§ **WHAT TO WORK ON**
What you return must match the listing below word for word.

(MATERIAL FOR THIS EXERCISE begins)

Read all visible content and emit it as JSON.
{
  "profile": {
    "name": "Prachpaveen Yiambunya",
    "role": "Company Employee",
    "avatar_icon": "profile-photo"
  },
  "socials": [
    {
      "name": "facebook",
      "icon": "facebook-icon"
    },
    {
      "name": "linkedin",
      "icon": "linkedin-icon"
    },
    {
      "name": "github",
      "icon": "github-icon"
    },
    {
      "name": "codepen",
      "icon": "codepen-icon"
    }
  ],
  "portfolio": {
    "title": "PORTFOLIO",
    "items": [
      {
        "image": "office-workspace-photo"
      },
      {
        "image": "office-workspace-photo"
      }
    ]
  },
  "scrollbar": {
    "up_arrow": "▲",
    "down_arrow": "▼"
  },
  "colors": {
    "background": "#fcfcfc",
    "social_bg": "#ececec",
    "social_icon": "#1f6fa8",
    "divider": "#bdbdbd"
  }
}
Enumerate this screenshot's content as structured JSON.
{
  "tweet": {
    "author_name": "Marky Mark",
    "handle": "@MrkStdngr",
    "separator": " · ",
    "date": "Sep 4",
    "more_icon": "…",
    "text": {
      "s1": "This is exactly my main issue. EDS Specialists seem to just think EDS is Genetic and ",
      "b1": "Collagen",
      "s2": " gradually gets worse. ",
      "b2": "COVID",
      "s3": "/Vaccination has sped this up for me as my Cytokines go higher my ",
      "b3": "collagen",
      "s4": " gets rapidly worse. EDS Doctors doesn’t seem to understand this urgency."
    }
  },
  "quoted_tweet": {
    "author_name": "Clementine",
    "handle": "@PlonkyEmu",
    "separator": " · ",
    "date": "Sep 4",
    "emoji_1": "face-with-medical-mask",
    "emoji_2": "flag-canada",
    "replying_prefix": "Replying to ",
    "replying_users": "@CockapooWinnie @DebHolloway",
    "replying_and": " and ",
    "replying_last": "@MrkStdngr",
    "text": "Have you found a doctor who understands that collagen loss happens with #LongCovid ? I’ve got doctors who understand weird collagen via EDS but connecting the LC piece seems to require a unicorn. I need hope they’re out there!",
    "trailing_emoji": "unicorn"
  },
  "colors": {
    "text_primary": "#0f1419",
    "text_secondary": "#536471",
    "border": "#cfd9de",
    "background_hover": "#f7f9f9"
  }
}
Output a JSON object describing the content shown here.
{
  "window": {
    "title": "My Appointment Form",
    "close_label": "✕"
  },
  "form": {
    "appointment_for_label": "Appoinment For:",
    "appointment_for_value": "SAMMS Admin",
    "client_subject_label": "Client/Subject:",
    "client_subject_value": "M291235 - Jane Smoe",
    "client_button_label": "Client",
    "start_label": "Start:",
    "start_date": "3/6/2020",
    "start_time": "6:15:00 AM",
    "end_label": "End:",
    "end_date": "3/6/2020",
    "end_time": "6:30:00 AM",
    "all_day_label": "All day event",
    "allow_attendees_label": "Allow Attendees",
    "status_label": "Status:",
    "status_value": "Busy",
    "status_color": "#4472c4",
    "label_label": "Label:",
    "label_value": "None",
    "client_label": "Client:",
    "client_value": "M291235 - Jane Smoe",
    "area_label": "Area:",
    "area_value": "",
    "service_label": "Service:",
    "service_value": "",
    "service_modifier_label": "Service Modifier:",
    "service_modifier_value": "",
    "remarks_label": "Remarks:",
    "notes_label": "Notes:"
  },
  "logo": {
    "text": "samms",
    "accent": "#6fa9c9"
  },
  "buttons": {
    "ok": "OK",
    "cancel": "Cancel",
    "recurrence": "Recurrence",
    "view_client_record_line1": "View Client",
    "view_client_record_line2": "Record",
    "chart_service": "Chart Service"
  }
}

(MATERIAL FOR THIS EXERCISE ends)

§ **SOLUTION TO THIS TASK**
Read all visible content and emit it as JSON.
{
  "profile": {
    "name": "Prachpaveen Yiambunya",
    "role": "Company Employee",
    "avatar_icon": "profile-photo"
  },
  "socials": [
    {
      "name": "facebook",
      "icon": "facebook-icon"
    },
    {
      "name": "linkedin",
      "icon": "linkedin-icon"
    },
    {
      "name": "github",
      "icon": "github-icon"
    },
    {
      "name": "codepen",
      "icon": "codepen-icon"
    }
  ],
  "portfolio": {
    "title": "PORTFOLIO",
    "items": [
      {
        "image": "office-workspace-photo"
      },
      {
        "image": "office-workspace-photo"
      }
    ]
  },
  "scrollbar": {
    "up_arrow": "▲",
    "down_arrow": "▼"
  },
  "colors": {
    "background": "#fcfcfc",
    "social_bg": "#ececec",
    "social_icon": "#1f6fa8",
    "divider": "#bdbdbd"
  }
}
Enumerate this screenshot's content as structured JSON.
{
  "tweet": {
    "author_name": "Marky Mark",
    "handle": "@MrkStdngr",
    "separator": " · ",
    "date": "Sep 4",
    "more_icon": "…",
    "text": {
      "s1": "This is exactly my main issue. EDS Specialists seem to just think EDS is Genetic and ",
      "b1": "Collagen",
      "s2": " gradually gets worse. ",
      "b2": "COVID",
      "s3": "/Vaccination has sped this up for me as my Cytokines go higher my ",
      "b3": "collagen",
      "s4": " gets rapidly worse. EDS Doctors doesn’t seem to understand this urgency."
    }
  },
  "quoted_tweet": {
    "author_name": "Clementine",
    "handle": "@PlonkyEmu",
    "separator": " · ",
    "date": "Sep 4",
    "emoji_1": "face-with-medical-mask",
    "emoji_2": "flag-canada",
    "replying_prefix": "Replying to ",
    "replying_users": "@CockapooWinnie @DebHolloway",
    "replying_and": " and ",
    "replying_last": "@MrkStdngr",
    "text": "Have you found a doctor who understands that collagen loss happens with #LongCovid ? I’ve got doctors who understand weird collagen via EDS but connecting the LC piece seems to require a unicorn. I need hope they’re out there!",
    "trailing_emoji": "unicorn"
  },
  "colors": {
    "text_primary": "#0f1419",
    "text_secondary": "#536471",
    "border": "#cfd9de",
    "background_hover": "#f7f9f9"
  }
}
Output a JSON object describing the content shown here.
{
  "window": {
    "title": "My Appointment Form",
    "close_label": "✕"
  },
  "form": {
    "appointment_for_label": "Appoinment For:",
    "appointment_for_value": "SAMMS Admin",
    "client_subject_label": "Client/Subject:",
    "client_subject_value": "M291235 - Jane Smoe",
    "client_button_label": "Client",
    "start_label": "Start:",
    "start_date": "3/6/2020",
    "start_time": "6:15:00 AM",
    "end_label": "End:",
    "end_date": "3/6/2020",
    "end_time": "6:30:00 AM",
    "all_day_label": "All day event",
    "allow_attendees_label": "Allow Attendees",
    "status_label": "Status:",
    "status_value": "Busy",
    "status_color": "#4472c4",
    "label_label": "Label:",
    "label_value": "None",
    "client_label": "Client:",
    "client_value": "M291235 - Jane Smoe",
    "area_label": "Area:",
    "area_value": "",
    "service_label": "Service:",
    "service_value": "",
    "service_modifier_label": "Service Modifier:",
    "service_modifier_value": "",
    "remarks_label": "Remarks:",
    "notes_label": "Notes:"
  },
  "logo": {
    "text": "samms",
    "accent": "#6fa9c9"
  },
  "buttons": {
    "ok": "OK",
    "cancel": "Cancel",
    "recurrence": "Recurrence",
    "view_client_record_line1": "View Client",
    "view_client_record_line2": "Record",
    "chart_service": "Chart Service"
  }
}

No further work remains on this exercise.